◆ What the task asks ◆
Your response should be a copy of each line in the listing below that includes the word "uinotes".

◆ Supplied entries ◆
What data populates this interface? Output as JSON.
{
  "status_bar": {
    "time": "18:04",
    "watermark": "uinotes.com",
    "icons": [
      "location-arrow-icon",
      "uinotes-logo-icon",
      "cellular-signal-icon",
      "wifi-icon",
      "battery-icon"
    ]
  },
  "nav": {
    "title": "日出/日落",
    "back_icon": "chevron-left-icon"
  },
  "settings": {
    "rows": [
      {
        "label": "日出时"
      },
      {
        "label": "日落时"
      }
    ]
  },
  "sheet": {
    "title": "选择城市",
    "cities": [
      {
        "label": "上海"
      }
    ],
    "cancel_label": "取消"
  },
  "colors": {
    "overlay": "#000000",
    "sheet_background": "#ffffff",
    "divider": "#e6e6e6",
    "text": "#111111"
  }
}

◆ Answer box ◆
    "watermark": "uinotes.com",
      "uinotes-logo-icon",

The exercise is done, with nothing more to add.